|International Classification||G06F1/18, G06F1/16|
|Cooperative Classification||G06F1/182, G06F1/183|
|European Classification||G06F1/18S, G06F1/18E2|
|Sep 10, 1990||AS||Assignment|
Owner name: SUN MICROSYSTEMS, INC., 2550 GARCIA AVENUE, MOUNTA
Free format text: ASSIGNMENT OF ASSIGNORS INTEREST.;ASSIGNORS:LEVERAULT, CRAIG M.;TA, PETER C. D.;REEL/FRAME:005438/0501
Effective date: 19900730
|Mar 3, 1995||FPAY||Fee payment|
Year of fee payment: 4
|Mar 23, 1999||FPAY||Fee payment|
Year of fee payment: 8

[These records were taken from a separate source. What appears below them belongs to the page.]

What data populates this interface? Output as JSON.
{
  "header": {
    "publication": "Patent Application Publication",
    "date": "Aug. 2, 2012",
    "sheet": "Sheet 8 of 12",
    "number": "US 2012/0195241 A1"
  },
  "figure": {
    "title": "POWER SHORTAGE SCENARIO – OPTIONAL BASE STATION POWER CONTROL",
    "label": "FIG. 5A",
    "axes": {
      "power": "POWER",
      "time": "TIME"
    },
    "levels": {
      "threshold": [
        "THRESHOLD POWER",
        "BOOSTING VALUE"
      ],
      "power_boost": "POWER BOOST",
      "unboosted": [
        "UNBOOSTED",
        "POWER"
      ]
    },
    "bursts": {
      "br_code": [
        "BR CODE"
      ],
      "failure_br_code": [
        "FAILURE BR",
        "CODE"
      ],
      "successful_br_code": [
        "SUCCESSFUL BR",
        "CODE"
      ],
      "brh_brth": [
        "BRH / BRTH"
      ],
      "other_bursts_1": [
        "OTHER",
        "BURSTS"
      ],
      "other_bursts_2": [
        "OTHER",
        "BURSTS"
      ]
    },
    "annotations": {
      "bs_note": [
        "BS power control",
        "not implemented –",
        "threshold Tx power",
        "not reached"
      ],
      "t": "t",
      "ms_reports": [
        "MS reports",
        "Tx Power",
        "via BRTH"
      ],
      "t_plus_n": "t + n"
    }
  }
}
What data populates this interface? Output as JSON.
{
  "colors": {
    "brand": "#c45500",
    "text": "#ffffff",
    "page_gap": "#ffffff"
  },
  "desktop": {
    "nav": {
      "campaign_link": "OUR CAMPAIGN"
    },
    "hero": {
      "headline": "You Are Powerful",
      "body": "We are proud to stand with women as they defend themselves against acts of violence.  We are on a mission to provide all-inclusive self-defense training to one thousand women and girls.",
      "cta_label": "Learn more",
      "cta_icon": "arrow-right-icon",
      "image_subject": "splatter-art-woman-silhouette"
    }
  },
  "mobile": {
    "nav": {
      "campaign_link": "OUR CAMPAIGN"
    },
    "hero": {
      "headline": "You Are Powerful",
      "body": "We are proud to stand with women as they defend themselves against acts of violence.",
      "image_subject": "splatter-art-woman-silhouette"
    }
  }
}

|Mar 17, 2003||FPAY||Fee payment|
Year of fee payment: 12